In 1985, Surack attended a trade show for the National Association of Music Merchants, where he discovered the Kurzweil K250, the first electronic device to produce sounds from samples of other instruments. Always a bit of a techie, Surack reverse engineered the machine and designed his own catalog of sounds. He became so proficient with the K250 that he was brought on to contribute to albums for artists such as Stevie Wonder, Aerosmith, and Dolly Parton. He also became a Kurzweil reseller. Soon, the retail side of business eclipsed the recording studio.

In the mid-1990s, Sweetwater was like many other local music stores—except for two key differences. First, due to Surack being an early adopter of technology, the company became one of the first to put up a website., registered in 1994, was simple but instantly gave the company a worldwide reach.

But online commerce was still in its infancy, meaning that most interstate business was done by phone. And that’s where Surack implemented his second innovation: the sales engineer. Unlike other music megastores and even some Mom-and-Pop shops, Sweetwater enlisted a crew of salespeople to build long-distance relationships with their customers. Rather than just filling orders, they tried to get to know the consumer, understand their individual needs, and direct them accordingly. If an instrument or piece of equipment didn’t quite satisfy that need, the buyer could send it back for something else, often free of charge. “When you go to Amazon or even some local stores, they give you a price and you can either buy it or not buy it,” says Surack. “You call us, it’s ‘Hi, my name is Chuck. What are you trying to accomplish?’ Maybe we can help you do it better; maybe we can help you save money. Either way, if I sell you the right thing this time, you’ll be back and you’ll refer me to your friends.”

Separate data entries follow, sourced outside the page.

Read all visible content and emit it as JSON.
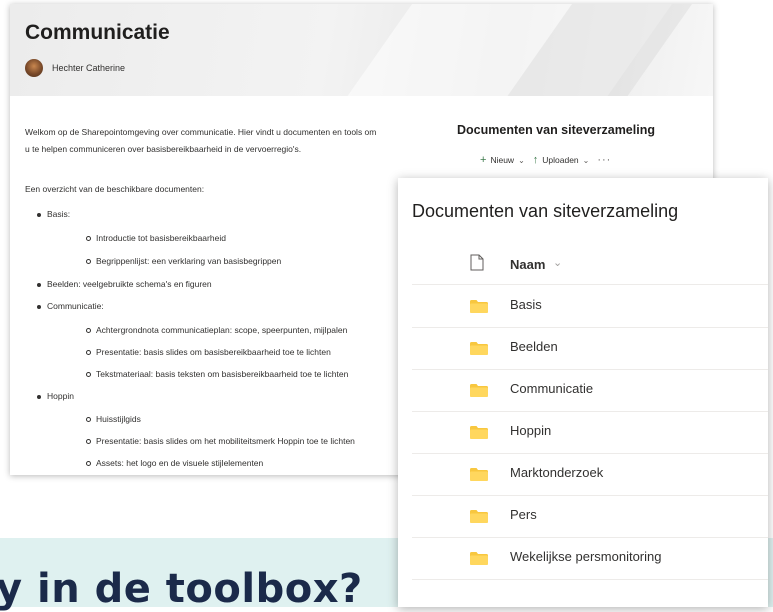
{
  "banner": {
    "text": "y in de toolbox?"
  },
  "page": {
    "title": "Communicatie",
    "author": "Hechter Catherine",
    "intro_line1": "Welkom op de Sharepointomgeving over communicatie. Hier vindt u documenten en tools om",
    "intro_line2": "u te helpen communiceren over basisbereikbaarheid in de vervoerregio's.",
    "overview": "Een overzicht van de beschikbare documenten:",
    "list": [
      {
        "label": "Basis:",
        "children": [
          "Introductie tot basisbereikbaarheid",
          "Begrippenlijst: een verklaring van basisbegrippen"
        ]
      },
      {
        "label": "Beelden: veelgebruikte schema's en figuren",
        "children": []
      },
      {
        "label": "Communicatie:",
        "children": [
          "Achtergrondnota communicatieplan: scope, speerpunten, mijlpalen",
          "Presentatie: basis slides om basisbereikbaarheid toe te lichten",
          "Tekstmateriaal: basis teksten om basisbereikbaarheid toe te lichten"
        ]
      },
      {
        "label": "Hoppin",
        "children": [
          "Huisstijlgids",
          "Presentatie: basis slides om het mobiliteitsmerk Hoppin toe te lichten",
          "Assets: het logo en de visuele stijlelementen"
        ]
      }
    ],
    "side_title": "Documenten van siteverzameling",
    "cmd_new": "Nieuw",
    "cmd_upload": "Uploaden",
    "cmd_more": "···"
  },
  "library": {
    "title": "Documenten van siteverzameling",
    "column_name": "Naam",
    "folders": [
      "Basis",
      "Beelden",
      "Communicatie",
      "Hoppin",
      "Marktonderzoek",
      "Pers",
      "Wekelijkse persmonitoring"
    ]
  },
  "colors": {
    "banner": "#dff1f0",
    "folder": "#f8c73f",
    "accent_green": "#3c7a4b"
  },
  "icons": {
    "avatar": "person-photo",
    "new": "plus-icon",
    "upload": "upload-arrow-icon",
    "file": "document-icon",
    "folder": "folder-icon"
  }
}
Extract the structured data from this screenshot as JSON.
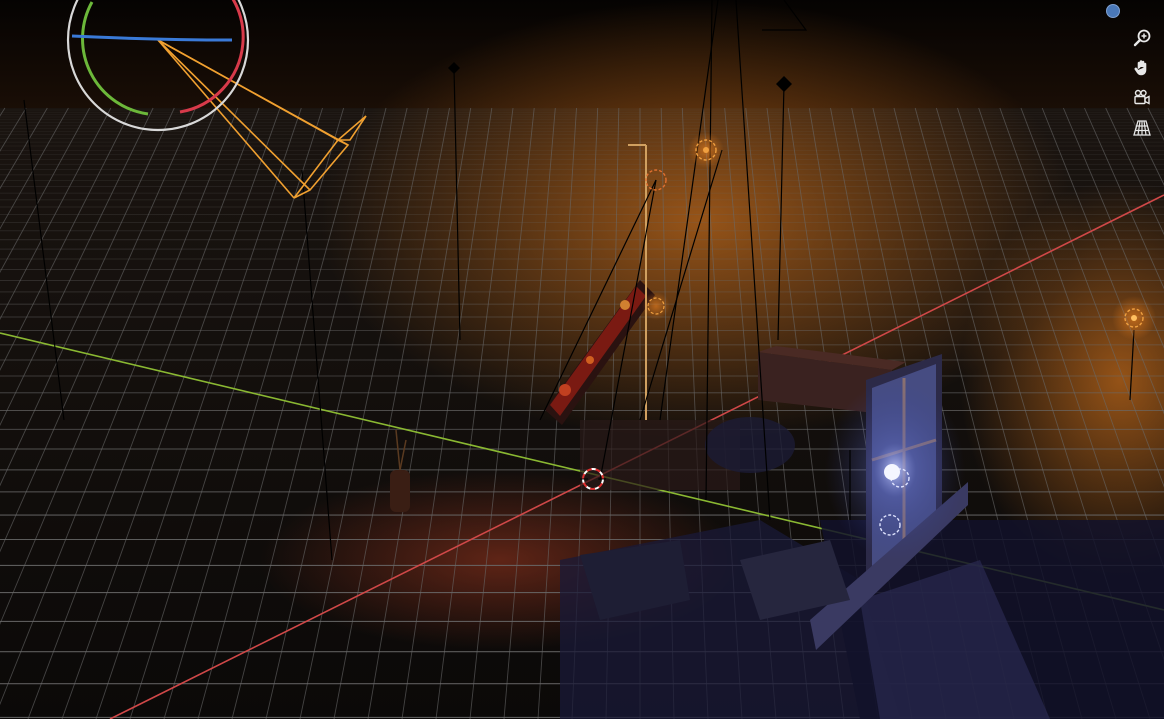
{
  "viewport": {
    "background": "#080604",
    "grid_color": "#6a6a6a",
    "x_axis_color": "#d04848",
    "y_axis_color": "#8ab832"
  },
  "gizmo": {
    "ring_color": "#d8d8d8",
    "x_color": "#d83a4a",
    "y_color": "#6cb83a",
    "z_color": "#3a7ad8"
  },
  "camera": {
    "color": "#f0a030"
  },
  "lights": {
    "warm_color": "#f0a040",
    "cool_color": "#c0c8ff"
  },
  "view_indicator": {
    "color": "#4a78b8"
  },
  "navigation": {
    "buttons": [
      {
        "icon": "zoom-icon"
      },
      {
        "icon": "hand-pan-icon"
      },
      {
        "icon": "camera-view-icon"
      },
      {
        "icon": "perspective-grid-icon"
      }
    ]
  }
}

That philosophy has led to exponential growth. By 2006, Sweetwater had amassed a staff of 220 employees, enough to necessitate a new 44-acre corporate campus, replete with office space, a distribution center, a recording studio, and a performance theater that hosts the annual GearFest, a free two-day festival welcoming hundreds of customers, manufacturers, and artists. So when COVID-19 confined all of those musicians to their homes, many were happy to get a call from their friendly Sweetwater sales engineer asking how the company could send them gear to help them pass the time. Surack says they added 800,000 new clients during the pandemic, from musicians splurging on a new guitar to churches looking to broadcast their services to podcasters finally investing in equipment to start their shows.

Surack eventually got off the warehouse floor, welcoming back all of his employees—and even hiring 100 more last fall. At one point, they were filling up to 20,000 orders per day. And business shows no signs of slowing down: Despite a record-smashing 2020, sales for the first quarter of 2021 were already up 50 percent from last year. “This is still a creative process,” says Surack. “But I love helping others produce music, making them sound better than they thought they could. I love helping people find their voice.”